describing can travel much faster than the speed of light.
This also implies that gravity cannot be explained as a residual effect of
electromagnetic interactions as some have proposed, because
electromagnetic forces are limited to the speed of light.

Resolution
of the Conflict between QED and General Relativity

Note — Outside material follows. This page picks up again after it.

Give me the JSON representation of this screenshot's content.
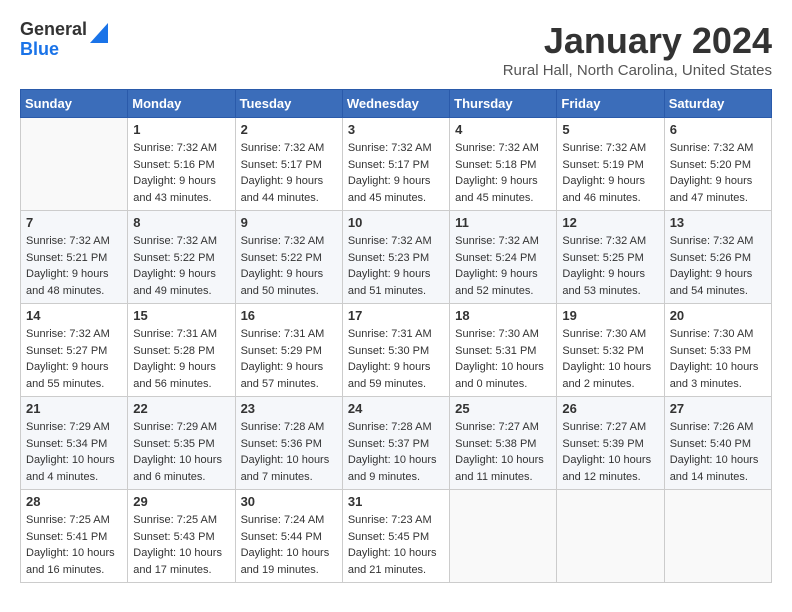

The inconsistencies between Quantum
Electrodynamics and General Relativity are well documented. Jordan Maclay gives
a good account of these [6].
The main difficulty is that QED predicts a zero point energy density in empty
space to be somewhere around 10^{114} joules/cubic meter.
It is amusing to think that 'empty' space could contain such staggering amounts
of energy.
To get a better idea of the quantaties we are dealing with we can use
Einstein's E = mc^{2} formula to convert the above figure to an
equivalent mass, giving us a density of about 10^{92} kg/cc.
The consequence of this is that, as Jordan Maclay points out - "A volume the
size of a proton in empty space contains about the same amount of vacuum energy
as all the matter in the entire universe!".
According to general relativity this should produce a gravitational field so
strong that it would collapse the entire universe into a region of space much
smaller than the atom.
That hasn't happened yet, so obviously there must be something wrong with the
assumptions of QED or GR or both.

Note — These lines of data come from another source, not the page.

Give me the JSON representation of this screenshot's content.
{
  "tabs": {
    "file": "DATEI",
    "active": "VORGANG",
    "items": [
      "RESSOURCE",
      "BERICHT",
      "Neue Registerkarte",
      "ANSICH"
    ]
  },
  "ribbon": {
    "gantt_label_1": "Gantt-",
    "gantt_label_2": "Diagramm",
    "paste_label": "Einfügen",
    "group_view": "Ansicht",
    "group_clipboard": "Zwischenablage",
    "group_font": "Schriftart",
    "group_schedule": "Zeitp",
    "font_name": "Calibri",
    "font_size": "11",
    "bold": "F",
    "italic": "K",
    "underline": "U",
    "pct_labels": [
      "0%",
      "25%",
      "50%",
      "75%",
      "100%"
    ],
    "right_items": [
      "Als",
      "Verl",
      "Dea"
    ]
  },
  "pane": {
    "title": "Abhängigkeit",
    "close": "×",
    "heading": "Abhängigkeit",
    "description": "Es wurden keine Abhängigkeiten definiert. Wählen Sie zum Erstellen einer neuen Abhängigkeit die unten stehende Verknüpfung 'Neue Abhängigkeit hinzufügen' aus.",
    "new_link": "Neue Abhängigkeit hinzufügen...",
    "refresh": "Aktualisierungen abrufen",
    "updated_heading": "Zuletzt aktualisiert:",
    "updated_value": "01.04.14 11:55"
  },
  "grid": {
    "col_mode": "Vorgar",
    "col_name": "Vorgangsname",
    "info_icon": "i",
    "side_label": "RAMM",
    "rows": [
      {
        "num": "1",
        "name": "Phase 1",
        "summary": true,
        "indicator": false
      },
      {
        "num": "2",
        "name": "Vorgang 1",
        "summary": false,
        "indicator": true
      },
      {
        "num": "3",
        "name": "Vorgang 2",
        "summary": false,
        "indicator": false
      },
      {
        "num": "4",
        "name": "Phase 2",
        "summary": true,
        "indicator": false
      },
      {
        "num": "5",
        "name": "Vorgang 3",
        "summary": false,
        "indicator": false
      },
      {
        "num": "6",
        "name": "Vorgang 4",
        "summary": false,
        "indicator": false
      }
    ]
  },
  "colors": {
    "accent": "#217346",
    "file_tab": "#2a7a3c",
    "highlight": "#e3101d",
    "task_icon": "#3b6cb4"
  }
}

If the aether theory presented here is correct it becomes obvious where the
problem lies.
As discussed in the Matter section, the zero point energy that QED describes
can be equated to the energy of the 4D waves. It is likely that the 4D waves
would contain a lot of energy, it is just that we are not normally aware of it
because the vibrations are along the 4th dimensional axis with no component
projected onto 3D space.
However the key point is that this enormous energy cannot be equated to mass
that would gravitationally influence normal mass.
These waves are instrumental in facilitating the attraction of two bodies as
discussed previously, but until some of this energy is converted to dense
matter it will not directly attract another body.

We think that this is a case where the E = mc^{2} equation has been
taken beyond the domain to which it applies. Or it could be said that the
equation correctly describes the conversion of energy to matter and vice versa,
but that we cannot always consider them as being equivalent.

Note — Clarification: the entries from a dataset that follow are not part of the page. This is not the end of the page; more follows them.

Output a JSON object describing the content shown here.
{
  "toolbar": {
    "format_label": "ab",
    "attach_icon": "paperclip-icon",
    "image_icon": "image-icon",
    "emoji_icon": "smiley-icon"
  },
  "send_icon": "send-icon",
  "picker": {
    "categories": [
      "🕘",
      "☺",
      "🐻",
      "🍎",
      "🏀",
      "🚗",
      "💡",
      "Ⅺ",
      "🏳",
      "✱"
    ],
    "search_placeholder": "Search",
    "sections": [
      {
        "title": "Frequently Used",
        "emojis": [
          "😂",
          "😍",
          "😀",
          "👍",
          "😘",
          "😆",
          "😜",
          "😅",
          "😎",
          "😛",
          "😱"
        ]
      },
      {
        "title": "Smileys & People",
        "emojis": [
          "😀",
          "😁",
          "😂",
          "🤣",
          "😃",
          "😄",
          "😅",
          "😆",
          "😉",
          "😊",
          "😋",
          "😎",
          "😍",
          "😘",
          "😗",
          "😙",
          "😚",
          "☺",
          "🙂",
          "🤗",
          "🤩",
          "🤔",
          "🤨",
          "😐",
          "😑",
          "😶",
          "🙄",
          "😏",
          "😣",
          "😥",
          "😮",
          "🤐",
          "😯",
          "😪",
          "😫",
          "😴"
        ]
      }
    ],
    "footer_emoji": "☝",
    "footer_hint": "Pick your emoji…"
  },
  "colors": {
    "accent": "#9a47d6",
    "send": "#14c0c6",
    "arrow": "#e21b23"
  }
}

References

[1] Mathew Edwards (ed), "Pushing
Gravity", Apeiron 2002
[2] Maurice B. Cooke, “Einstein Doesn’t Work Here Anymore”, Marcus Books,
PO Box 327, Queensville, Ontario, Canada L0G 1R0, 1983
[3] Tom Van Flandern, “Relativity with Flat Spacetime", MetaRes.Bull.
3,9-13 1994, see www.metaresearch.org
[4] Tom Van Flandern, “The Speed of Gravity - What the Experiments
Say", www.metaresearch.org/cosmology/speed_of_gravity.asp
[5] Eugene Podkletnov, "Superconductors and Gravity-Modification", www.pureenergysystems.com/news/2004/08/04/6900035EugenePodkletnov
[6] Jordan Maclay, “Vacuum Energy”, see article at www.quantumfields.com/ZPV.htm
[7] Stanley V. Byers & Michael D. Byers, "Radiant Pressure Model of Remote Forces", home.netcom.com/~sbyers11/grav11.htm
[8] Bayarsaikhan Choisurena & Itgel Bayarsaikhan, "New Aether Sink Model for Gravity", Physics Essays Vol 26, No 2, June 2013